[Page and application data records]
◆ ◆ ◆

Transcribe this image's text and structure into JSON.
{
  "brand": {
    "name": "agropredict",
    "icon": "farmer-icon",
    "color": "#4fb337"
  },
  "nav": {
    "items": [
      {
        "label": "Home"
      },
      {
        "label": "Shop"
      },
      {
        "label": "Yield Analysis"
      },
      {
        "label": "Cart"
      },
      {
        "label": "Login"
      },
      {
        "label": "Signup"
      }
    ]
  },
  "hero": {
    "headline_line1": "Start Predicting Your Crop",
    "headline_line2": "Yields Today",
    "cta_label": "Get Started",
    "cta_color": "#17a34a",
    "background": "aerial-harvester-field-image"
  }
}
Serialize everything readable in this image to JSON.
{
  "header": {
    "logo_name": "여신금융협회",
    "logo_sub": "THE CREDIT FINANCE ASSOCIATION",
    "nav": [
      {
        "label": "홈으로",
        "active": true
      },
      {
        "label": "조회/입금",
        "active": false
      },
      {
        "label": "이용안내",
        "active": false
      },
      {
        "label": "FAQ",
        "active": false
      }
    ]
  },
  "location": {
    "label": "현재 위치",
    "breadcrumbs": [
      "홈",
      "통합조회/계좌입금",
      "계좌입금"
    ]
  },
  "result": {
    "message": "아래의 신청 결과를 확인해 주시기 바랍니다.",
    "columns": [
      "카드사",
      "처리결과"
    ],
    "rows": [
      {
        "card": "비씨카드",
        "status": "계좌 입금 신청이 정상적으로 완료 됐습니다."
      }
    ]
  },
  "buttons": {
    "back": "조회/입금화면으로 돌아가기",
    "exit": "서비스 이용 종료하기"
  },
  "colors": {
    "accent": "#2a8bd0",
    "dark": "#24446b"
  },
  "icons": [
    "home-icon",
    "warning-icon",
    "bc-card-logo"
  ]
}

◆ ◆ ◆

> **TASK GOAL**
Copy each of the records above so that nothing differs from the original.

> **RESULT OF THE EXERCISE**
Transcribe this image's text and structure into JSON.
{
  "brand": {
    "name": "agropredict",
    "icon": "farmer-icon",
    "color": "#4fb337"
  },
  "nav": {
    "items": [
      {
        "label": "Home"
      },
      {
        "label": "Shop"
      },
      {
        "label": "Yield Analysis"
      },
      {
        "label": "Cart"
      },
      {
        "label": "Login"
      },
      {
        "label": "Signup"
      }
    ]
  },
  "hero": {
    "headline_line1": "Start Predicting Your Crop",
    "headline_line2": "Yields Today",
    "cta_label": "Get Started",
    "cta_color": "#17a34a",
    "background": "aerial-harvester-field-image"
  }
}
Serialize everything readable in this image to JSON.
{
  "header": {
    "logo_name": "여신금융협회",
    "logo_sub": "THE CREDIT FINANCE ASSOCIATION",
    "nav": [
      {
        "label": "홈으로",
        "active": true
      },
      {
        "label": "조회/입금",
        "active": false
      },
      {
        "label": "이용안내",
        "active": false
      },
      {
        "label": "FAQ",
        "active": false
      }
    ]
  },
  "location": {
    "label": "현재 위치",
    "breadcrumbs": [
      "홈",
      "통합조회/계좌입금",
      "계좌입금"
    ]
  },
  "result": {
    "message": "아래의 신청 결과를 확인해 주시기 바랍니다.",
    "columns": [
      "카드사",
      "처리결과"
    ],
    "rows": [
      {
        "card": "비씨카드",
        "status": "계좌 입금 신청이 정상적으로 완료 됐습니다."
      }
    ]
  },
  "buttons": {
    "back": "조회/입금화면으로 돌아가기",
    "exit": "서비스 이용 종료하기"
  },
  "colors": {
    "accent": "#2a8bd0",
    "dark": "#24446b"
  },
  "icons": [
    "home-icon",
    "warning-icon",
    "bc-card-logo"
  ]
}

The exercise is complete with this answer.